iTAKL study receives $3.8 million NIH grant to examine effects of head impacts in youth league football

Wake Forest Baptist Medical Center has received a $3.8 million, five-year grant from the National Institute for Neurological Disorders and Stroke, part of the National Institutes of Health, to continue studying the effects of head impacts in youth league football. [More]
Heart attack survivors who exercise vigorously are at increased risk of cardiovascular deaths

Heart attack survivors who exercise vigorously are at increased risk of cardiovascular deaths

There is strong epidemiological evidence of the importance of regular physical activity, such as brisk walking and jogging, in the management and rehabilitation of cardiovascular disease and in lowering the risk of death from other diseases such as hypertension, stroke, and type 2 diabetes. [More]

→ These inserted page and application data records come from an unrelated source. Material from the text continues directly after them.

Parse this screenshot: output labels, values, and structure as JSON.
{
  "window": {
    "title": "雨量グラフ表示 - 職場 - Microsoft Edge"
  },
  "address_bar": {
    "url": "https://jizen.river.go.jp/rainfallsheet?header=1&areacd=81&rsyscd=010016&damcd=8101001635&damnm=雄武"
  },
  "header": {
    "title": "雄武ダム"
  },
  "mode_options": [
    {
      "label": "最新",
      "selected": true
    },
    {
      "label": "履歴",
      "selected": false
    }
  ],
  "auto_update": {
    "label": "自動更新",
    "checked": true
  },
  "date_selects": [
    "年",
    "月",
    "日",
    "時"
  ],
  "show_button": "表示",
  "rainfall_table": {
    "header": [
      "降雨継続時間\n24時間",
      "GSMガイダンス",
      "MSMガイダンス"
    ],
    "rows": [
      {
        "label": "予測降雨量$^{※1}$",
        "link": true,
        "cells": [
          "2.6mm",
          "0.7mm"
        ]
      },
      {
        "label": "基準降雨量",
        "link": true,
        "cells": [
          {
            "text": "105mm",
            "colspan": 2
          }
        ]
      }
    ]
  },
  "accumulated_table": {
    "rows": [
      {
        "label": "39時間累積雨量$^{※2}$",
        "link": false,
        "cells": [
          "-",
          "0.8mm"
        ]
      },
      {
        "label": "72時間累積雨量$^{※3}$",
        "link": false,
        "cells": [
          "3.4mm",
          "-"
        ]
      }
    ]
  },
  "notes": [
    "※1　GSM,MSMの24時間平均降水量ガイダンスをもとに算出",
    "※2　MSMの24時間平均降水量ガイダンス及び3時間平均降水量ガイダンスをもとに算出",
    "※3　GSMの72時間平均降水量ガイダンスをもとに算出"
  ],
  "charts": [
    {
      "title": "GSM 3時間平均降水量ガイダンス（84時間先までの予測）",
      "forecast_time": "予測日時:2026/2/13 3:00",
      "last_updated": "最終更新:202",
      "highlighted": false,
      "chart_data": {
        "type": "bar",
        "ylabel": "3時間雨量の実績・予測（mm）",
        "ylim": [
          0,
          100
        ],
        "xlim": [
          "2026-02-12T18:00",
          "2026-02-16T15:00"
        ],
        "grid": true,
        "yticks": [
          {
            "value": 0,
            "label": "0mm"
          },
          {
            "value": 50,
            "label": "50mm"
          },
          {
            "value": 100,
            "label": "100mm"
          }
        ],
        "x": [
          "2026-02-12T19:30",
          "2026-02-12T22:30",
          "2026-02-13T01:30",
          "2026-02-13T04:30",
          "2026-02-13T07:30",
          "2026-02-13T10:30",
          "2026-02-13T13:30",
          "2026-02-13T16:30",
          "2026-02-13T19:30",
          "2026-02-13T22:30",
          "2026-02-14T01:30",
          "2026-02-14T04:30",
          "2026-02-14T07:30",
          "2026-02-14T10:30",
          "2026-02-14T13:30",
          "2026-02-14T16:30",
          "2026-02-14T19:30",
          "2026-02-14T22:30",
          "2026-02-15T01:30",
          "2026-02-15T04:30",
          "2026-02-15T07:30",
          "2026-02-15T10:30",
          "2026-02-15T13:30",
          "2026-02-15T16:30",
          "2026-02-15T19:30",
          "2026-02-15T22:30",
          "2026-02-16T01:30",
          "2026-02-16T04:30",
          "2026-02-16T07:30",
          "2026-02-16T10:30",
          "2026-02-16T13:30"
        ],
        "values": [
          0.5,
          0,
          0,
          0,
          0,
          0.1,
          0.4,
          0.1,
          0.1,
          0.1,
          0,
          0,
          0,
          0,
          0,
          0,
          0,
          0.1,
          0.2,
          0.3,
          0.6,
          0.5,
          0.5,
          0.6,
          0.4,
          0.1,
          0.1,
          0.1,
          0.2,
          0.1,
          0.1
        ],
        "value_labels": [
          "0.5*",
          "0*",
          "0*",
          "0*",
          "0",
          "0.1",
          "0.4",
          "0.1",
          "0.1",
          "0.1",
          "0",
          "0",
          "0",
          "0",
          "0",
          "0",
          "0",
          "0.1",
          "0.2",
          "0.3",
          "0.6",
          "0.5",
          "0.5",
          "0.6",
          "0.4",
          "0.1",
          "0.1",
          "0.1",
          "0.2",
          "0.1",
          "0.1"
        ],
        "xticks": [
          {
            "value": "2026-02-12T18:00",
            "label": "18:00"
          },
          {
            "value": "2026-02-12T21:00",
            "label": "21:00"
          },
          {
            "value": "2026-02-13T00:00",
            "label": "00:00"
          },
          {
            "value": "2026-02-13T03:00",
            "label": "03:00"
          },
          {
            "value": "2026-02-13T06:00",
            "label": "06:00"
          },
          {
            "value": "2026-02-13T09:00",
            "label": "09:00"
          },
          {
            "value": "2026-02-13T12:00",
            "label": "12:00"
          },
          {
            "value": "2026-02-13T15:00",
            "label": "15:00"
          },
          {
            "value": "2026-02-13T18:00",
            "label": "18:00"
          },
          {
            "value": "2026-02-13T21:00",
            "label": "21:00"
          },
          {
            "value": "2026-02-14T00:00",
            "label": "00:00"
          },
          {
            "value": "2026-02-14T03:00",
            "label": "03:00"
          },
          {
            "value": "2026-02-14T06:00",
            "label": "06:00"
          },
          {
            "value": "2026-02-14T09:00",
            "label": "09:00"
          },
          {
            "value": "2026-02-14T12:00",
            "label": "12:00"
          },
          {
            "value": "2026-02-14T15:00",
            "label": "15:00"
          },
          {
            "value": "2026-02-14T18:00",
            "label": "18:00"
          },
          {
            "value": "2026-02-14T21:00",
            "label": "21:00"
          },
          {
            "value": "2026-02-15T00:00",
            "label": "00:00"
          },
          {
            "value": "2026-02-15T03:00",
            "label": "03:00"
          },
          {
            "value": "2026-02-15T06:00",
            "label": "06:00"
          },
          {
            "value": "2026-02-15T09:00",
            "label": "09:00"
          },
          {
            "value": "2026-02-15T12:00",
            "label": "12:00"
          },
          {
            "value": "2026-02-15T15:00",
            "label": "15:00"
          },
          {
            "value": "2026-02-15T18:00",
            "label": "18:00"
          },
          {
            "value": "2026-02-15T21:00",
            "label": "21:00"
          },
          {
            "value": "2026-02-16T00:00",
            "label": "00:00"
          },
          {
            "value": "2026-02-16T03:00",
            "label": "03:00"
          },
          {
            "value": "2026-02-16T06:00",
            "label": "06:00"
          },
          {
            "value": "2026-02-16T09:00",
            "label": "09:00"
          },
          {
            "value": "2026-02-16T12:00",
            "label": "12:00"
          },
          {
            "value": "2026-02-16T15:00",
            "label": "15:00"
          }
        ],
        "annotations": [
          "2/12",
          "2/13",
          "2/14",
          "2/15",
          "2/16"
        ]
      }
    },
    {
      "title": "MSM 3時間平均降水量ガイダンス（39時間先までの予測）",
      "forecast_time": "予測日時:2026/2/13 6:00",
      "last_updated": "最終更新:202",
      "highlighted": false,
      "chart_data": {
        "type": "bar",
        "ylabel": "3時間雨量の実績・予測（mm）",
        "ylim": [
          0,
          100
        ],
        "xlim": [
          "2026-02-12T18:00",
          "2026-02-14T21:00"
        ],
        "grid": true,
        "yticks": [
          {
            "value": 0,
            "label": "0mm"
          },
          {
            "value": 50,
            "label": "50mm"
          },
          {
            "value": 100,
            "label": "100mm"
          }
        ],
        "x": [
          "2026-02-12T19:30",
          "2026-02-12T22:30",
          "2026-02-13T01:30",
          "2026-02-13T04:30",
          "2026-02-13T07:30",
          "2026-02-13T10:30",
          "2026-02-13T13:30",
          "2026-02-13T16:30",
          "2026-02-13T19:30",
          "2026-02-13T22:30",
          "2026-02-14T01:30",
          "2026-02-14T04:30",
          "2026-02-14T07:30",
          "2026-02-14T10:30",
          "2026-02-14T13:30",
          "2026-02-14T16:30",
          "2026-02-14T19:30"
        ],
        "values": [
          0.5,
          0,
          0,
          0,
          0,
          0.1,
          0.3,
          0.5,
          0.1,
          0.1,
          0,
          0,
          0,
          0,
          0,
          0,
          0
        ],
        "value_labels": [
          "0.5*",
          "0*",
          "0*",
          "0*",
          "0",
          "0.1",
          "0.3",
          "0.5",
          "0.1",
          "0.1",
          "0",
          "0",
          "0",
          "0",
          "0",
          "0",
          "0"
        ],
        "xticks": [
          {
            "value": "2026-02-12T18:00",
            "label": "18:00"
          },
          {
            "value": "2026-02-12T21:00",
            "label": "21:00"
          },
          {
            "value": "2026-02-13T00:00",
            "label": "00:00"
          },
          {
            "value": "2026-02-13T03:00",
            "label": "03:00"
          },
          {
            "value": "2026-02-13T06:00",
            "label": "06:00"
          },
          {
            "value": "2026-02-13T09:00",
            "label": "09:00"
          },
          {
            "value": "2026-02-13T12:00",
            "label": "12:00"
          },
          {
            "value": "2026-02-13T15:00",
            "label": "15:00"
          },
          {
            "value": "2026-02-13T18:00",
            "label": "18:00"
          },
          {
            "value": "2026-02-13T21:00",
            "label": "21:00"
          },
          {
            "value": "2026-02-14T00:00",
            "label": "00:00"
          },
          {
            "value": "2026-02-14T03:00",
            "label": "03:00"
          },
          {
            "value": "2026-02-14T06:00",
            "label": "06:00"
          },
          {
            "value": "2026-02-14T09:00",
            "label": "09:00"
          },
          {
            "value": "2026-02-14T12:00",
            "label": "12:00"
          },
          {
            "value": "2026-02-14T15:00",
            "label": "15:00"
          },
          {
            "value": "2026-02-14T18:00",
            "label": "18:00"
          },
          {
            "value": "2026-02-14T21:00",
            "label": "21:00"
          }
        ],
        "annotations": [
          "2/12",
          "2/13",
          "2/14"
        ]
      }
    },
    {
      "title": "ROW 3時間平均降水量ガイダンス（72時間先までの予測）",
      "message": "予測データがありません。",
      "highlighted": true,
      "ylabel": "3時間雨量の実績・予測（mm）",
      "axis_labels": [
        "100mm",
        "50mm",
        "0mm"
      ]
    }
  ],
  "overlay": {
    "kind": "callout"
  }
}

Rehabilitation treatment improves motor function in stroke patients

With effective rehabilitation, stroke patients can partially regain their motor control and continue their activities of daily living. [More]
Measure Up/Pressure Down campaign improves high blood pressure control in 205,000 patients

Measure Up/Pressure Down campaign improves high blood pressure control in 205,000 patients

Medical groups participating in Measure Up/Pressure Down®, a national hypertension campaign, improved detection or control of high blood pressure for 205,000 Americans living with the disease in the first 12 months of the campaign, the American Medical Group Foundation (AMGF) announced today. [More]
Delay in correcting abnormal cardiac rhythm linked with greater risk of thromboembolic complications

Delay in correcting abnormal cardiac rhythm linked with greater risk of thromboembolic complications

A delay of 12 hours or longer to correct an abnormal cardiac rhythm from atrial fibrillation was associated with a greater risk of thromboembolic complications such as stroke, according to a study in the August 13 issue of JAMA. [More]
Experiencing atrial fibrillation while hospitalized linked with increased long-term risk of stroke

Experiencing atrial fibrillation while hospitalized linked with increased long-term risk of stroke

In a study that included 1.7 million patients undergoing inpatient surgery, experiencing atrial fibrillation while hospitalized was associated with an increased long-term risk of ischemic stroke, especially following noncardiac surgery, according to a study in the August 13 issue of JAMA. [More]
Treatments that involve neck manipulation may be linked with strokes

Treatments that involve neck manipulation may be linked with strokes

Treatments that involve neck manipulation may be associated with strokes, although this association is not proven, according to an American Heart Association Scientific Statement written by lead author Dr. Jose Biller of Loyola University Medical Center and other stroke experts. [More]
Study: Brain tumors hijack the brain's existing blood supply during progression

Study: Brain tumors hijack the brain's existing blood supply during progression

Dangerous brain tumors hijack the brain's existing blood supply throughout their progression, by growing only within narrow potential spaces between and along the brain's thousands of small blood vessels, new research shows for the first time. [More]
Study examines the influence of unexpected task constraint on voluntary task switching

Study examines the influence of unexpected task constraint on voluntary task switching

Kessler Foundation scientists have published results of cognitive research that show the negative effects that unexpected task constraint, following self-generated task choice, has on task-switching performance. [More]
Scientists identify long-overlooked function of vascular smooth muscle cells in atherosclerosis

Scientists identify long-overlooked function of vascular smooth muscle cells in atherosclerosis

Scientists at the Interfaculty Institute of Biochemistry (IFIB) have collaborated with colleagues from the Department of Pharmacy and the Department of Dermatology of the University of Tübingen to identify a long-overlooked function of vascular smooth muscle cells in atherosclerosis. [More]